Molly Sampson, 9, holds her massive shark tooth discovery (left) and the smallest shark tooth she's ever found (right—look closely!) Photo courtesy of Sampson family.

9-Year-Old Discovers Megalodon Tooth Larger than Her Hand, Seeks to Inspire Fossil Hunters

A Calvert County, Md., elementary schooler made national headlines this month for her eye-popping fossil discovery at Calvert Cliffs. And now she wants to show others that fossil hunting is a great chance to spend time on the Bay.

You may remember last week we showed you the massive, sediment-encased fossilized whale skull a Pennsylvania man found on the beach at Calvert Cliffs, which was then precariously moved to Calvert Marine Museum.

This week, we meet Molly Sampson, a budding paleontologist from Prince Frederick, Md.

It was Christmas morning when Molly, 9, and her family went out searching for fossil “treasure” along the shore. Dad Bruce Sampson is a lifelong fossil hunter himself and he outfitted the kids with new equipment for Christmas, including cold water gear and a handmade “viewfinder” made of plexiglass and wooden handles.

Molly Sampson’s best Christmas gift came not from Santa, but from the Chesapeake Bay.
Photo courtesy of Sampson family.

Wearing the brand new camouflage waders she got, Molly went with her dad and siblings out in single-digit temperatures at dead low tide.

Her mom, Alicia, stayed back. She said it was only about 25 minutes after the family left that Bruce texted: Molly made an amazing discovery.

Wading in knee-deep water, she spotted a huge megalodon tooth—larger than her hand. Molly shared her discovery with the marine museum’s paleontology department, who shared it with social media.

Quickly, Molly was getting national attention. With the help of her mom and sister, she created an Instagram page to share her finds. Living close to several fossil-rich areas, the Sampson family hunts for treasure nearly every day. Molly, who started toddling around looking for shark teeth at age one, has over 400 teeth and other fossils in her personal collection.

Why is Calvert Cliffs such a hotbed for prehistoric shark teeth and other ancient relics? Fossils are easy to find there because wind and water are constantly eroding the cliffs, which contain generation after generation of Miocene sea life, sealed off by sand and silt that helped preserve their skeletons (or teeth). The deposits of the Calvert Cliffs that were once sea bottom now stand 100 feet above the water line, according to the Maryland Geological Survey (MGS).

MGS says it’s believed the area was a calving ground for whales. Bones of young and immature whales have been recovered with scratches and scars from sharks, suggesting that sharks were drawn to feed on the easy prey of young whales. Calvert Cliffs represents the most extensive assemblage of fossils from the Miocene Epoch anywhere in the Eastern United States—those of sharks and of the animals they fed on, from whales and turtles and clams and sand dollars.

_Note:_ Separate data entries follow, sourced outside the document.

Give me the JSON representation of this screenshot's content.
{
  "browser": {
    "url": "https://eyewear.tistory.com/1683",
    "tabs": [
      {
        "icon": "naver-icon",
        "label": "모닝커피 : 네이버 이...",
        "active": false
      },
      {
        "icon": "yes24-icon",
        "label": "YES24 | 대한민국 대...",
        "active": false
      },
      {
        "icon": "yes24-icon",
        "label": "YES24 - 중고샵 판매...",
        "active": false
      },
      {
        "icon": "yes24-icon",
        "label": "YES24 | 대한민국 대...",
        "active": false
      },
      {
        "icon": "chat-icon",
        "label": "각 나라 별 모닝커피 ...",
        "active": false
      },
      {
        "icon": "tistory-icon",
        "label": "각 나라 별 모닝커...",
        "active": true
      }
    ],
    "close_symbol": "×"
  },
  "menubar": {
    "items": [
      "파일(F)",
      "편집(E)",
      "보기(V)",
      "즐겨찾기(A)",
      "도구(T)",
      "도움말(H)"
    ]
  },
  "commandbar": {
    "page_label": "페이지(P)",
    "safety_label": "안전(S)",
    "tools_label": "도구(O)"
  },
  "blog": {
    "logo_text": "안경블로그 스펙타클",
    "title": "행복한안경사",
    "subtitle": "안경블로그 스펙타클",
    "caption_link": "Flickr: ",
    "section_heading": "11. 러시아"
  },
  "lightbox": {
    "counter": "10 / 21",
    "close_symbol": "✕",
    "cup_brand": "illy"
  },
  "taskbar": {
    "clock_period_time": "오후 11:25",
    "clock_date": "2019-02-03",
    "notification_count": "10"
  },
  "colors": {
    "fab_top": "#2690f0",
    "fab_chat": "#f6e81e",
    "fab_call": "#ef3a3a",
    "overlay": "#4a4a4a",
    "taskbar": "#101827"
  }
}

The most common teeth found in the area from extinct sharks include those of tiger, hammerhead, requiem, mackerel, and sand sharks. Megalodon teeth are more rare. And Calvert Marine Museum Curator of Palentology Dr. Stephen Godfrey told the Sampsons that a fully-intact megalodon tooth as large as the one Molly found is especially rare.

Her dad Bruce has never found such a specimen in his 35-plus years of fossil hunting.

“I can’t help but be a little bit jealous,” he said, in good humor.

If these recent exciting discoveries make you want to put on some waders and find something new, follow Molly and her family’s advice: “If you’re looking for shark’s teeth, go at low tide. Be somewhere near where the cliffs are. You have to train your eye to see them—look for the right shape, the right color.”

Molly tells other children she sees out hunting to look on the surface of the sand where the water comes up. The day we spoke to the Sampsons, they were at Flag Ponds Nature Park in Lusby, and mom Alicia says Molly helped a young boy find his first shark teeth.

If you find a fossil or tooth and want to learn more about it, bring it in to Calvert Marine Museum for their new First Fossil Friday program. On the first Friday of each month, members of the public can show their discoveries to museum staff to be identified. The next one is February 3, 2023, 1-4:30 p.m. (Fossil identification is free, but admission fees apply for access to the marine museum’s exhibits.)

-Meg Walburn Viviano